Johannesburg - For many years there's been a huge hole in the South African motorcycle market between the 125cc learner machines - mostly built to EU regulations with less than 9kW output - and the (very expensive) 600cc streetbikes, boasting more than 60kW and some of the most sophisticated running gear this side of a racetrack.
Recently, however, there's been a revival in the quarter-litre class, including the Kawasaki 300R Ninja and Suzuki 250 Inazuma twins, and the Honda CBR300R single - and now the Hyosung 250 X5R.
Korean manufacturer Hyosung has leveraged a technology tie-up with Suzuki - the best-known fruit of which was the GT650R sports V-twin - into a range of small and medium-sized machines that share nothing with Hamamatsu other than their impressive level of quality control.
In fact the X5R is the first example of an all-new range of motorcycles the brand is planning to launch in the next two years.
What you are looking at here is a 249cc liquid-cooled, fuel-injected, twin-cam four-valve single for which the makers quotes 20.6kW at 9500 revs and 24.2Nm at 7000rpm, housed in a very European-looking tubular-steel frame.
Front suspension is by 37mm upside-downies, rear-wheel modulation by a cast-aluminium swing-arm and an offset monoshock (mounted directly to frame and swing-arm without any linkages) adjustable only for preload.
PURE SPORTS STYLING
A conscious effort has been made to concentrate the major masses near the centre of effort, with the fuel tank tilted to the rear, low down behind the airbox and directly over the engine, and a boxy little muffler directly under it.
More than that, Hyosung has deliberately kept the drive-train compact and mounted it well forward to enable a long (553mm) swing-arm within a cobby 1340mm wheelbase, a recipe distilled in the middle 90s by Yamaha design genius Kunihiko Miwa for improved power delivery and very quick turn-in. Factor in the X5R's wide, tapered handlebars, high footpegs and claimed 155kg kerb weight and you can expect hair-trigger reactions coupled to decent stonk out of corners.
Styling is pure race-replica, clean and angular with quite restrained graphics; at first glance the bike looks more Italian than Oriental.

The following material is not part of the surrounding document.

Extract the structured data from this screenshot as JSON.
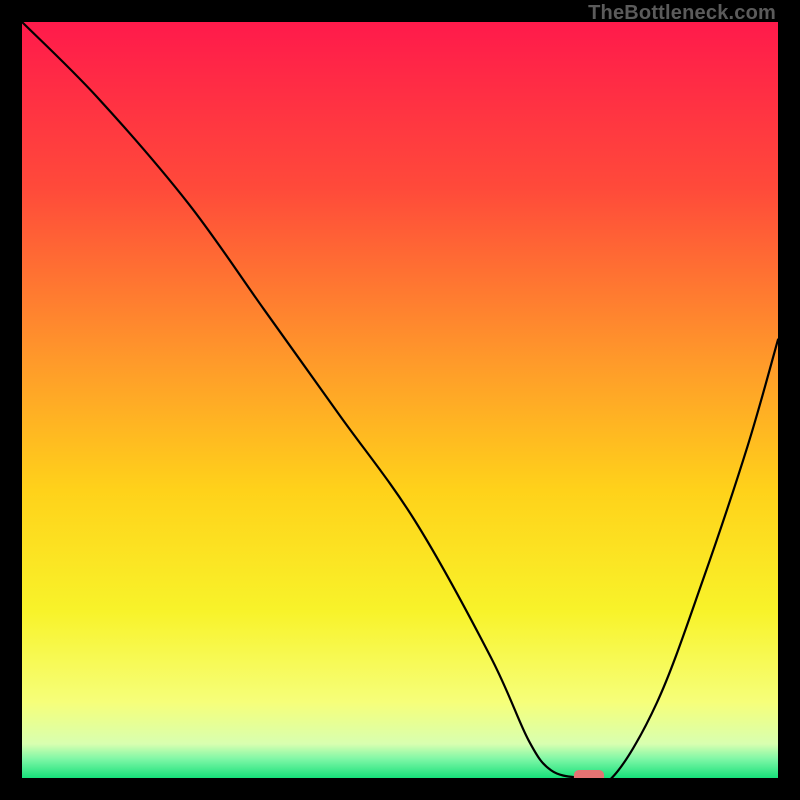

Previous Hyosungs have been great fun to ride, with taut handling and sweet if unsophisticated engines, but generally let down by poor brakes. This one rejoices in a 300mm front disc gripped by the first four-piston calliper we've seen on a production bike from Korea, so will hopefully improve on its predecessors in that respect.
The X5R is available now from Cayenne dealers at R44 900.
FACTS - Hyosung GD250 X5R
Engine: 249cc liquid-cooled four-stroke single.
Bore x Stroke: 73 x 59.6mm.
Compression ratio: 12.0:1.
Valvegear: DOHC with four overhead valves per cylinder.
Power: 20.59kW at 9500rpm.
Torque: 24.17Nm at 7000rpm.
Induction: Electronic fuel injection.
Ignition: Computer-controlled digital with electronic advance.
Clutch: Cable-operated wet multiplate clutch.
Transmission: Six-speed constant-mesh gearbox with final drive by chain.
Front Suspension: 37mm inverted cartridge forks.
Rear Suspension: Monoshock, adjustable for preload.
Front brake: 300mm disc with four-pot opposed-piston calliper.
Rear brake: 230mm disc with twin-pot opposed-piston calliper.
Front tyre: 110/70 - 17 tubeless.
Rear tyre: 150/70 - 17 tubeless.
Seat Height: 810mm.
Kerb weight: 155kg.
Fuel tank: 11 litres.
Price: R44 900.